Food and Cuisine

Last night we walked to the park a couple of blocks from our hotel where we had a Ukrainian dinner complete with meat platters full of sausages and cheeses, periogi stuffed with potato and pork, and varenyky (ravioli stuffed with meat). The courses continued to come for over an hour, and just when I thought that I had had enough another platter was set down upon the table. The Ukrainians love to feed their guests.

I must admit that I am surprised to find that dessert is not always served. Mostly it is a light cheese or rolled crepe with a filling of some sort but I have yet to have had chocolate to finish a meal.

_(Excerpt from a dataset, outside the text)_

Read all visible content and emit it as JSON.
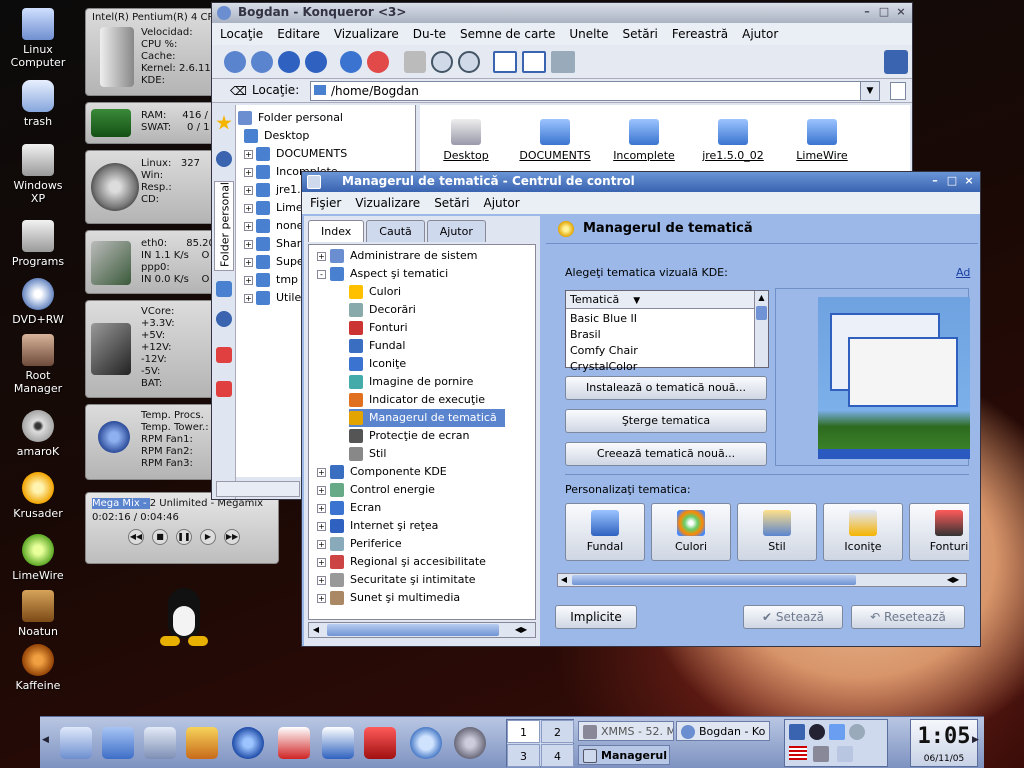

IMG_2871 IMG_2869 IMG_2870 IMG_2973While we were eating there was a commotion in the park as groups of fans marched through on their way to the football game. They were blowing horns and shouting as they marched to the stadium. Soccer is the number one sport here and the stadium is only a couple of blocks from our hotel. The two main Ukrainian teams are the Dnipro and the Dynamo and fans are very divided and opinionated about their allegiances. (Reminds me of the A’s and Giants fans in the Bay Area).

The stadium had been newly renovated two years ago when Ukraine hosted the 2012 European Games.


Another interesting feature in the park is the well. The water here is polluted from contaminates being dumped into the river so many people get their water each day from the well in the park. We were told that the hotel water is fine to drink, but that we had to be cautious in other places around Kiev – especially in the rural townships. IMG_2872IMG_2974

Dinner: Restaurant O’Panas, 10 Tereshchenkivska

O’Panas was a lively restaurant full of Ukrainian culture and food. The place was decorated with art stencils and murals drawn on the plaster walls with wooden beams and staircases throughout. Servers dressed in traditional Ukrainian costumes brought food on large trays beginning with courses of meat, bread and cheeses, followed by varenetky stuffed with cheese or cabbage, dumplings of all kinds, more bread and fish, pancakes stuffed with various fillings and fruit juice.  Ukrainian traditional music was played in the background giving a festive air to dinner. I people-watched for a bit, wondering which folks were natives, who were on “first-dates” and who had been married forever. Watching the mannerisms and interactions of the people surrounding me I couldn’t help but smile at the similarities of people.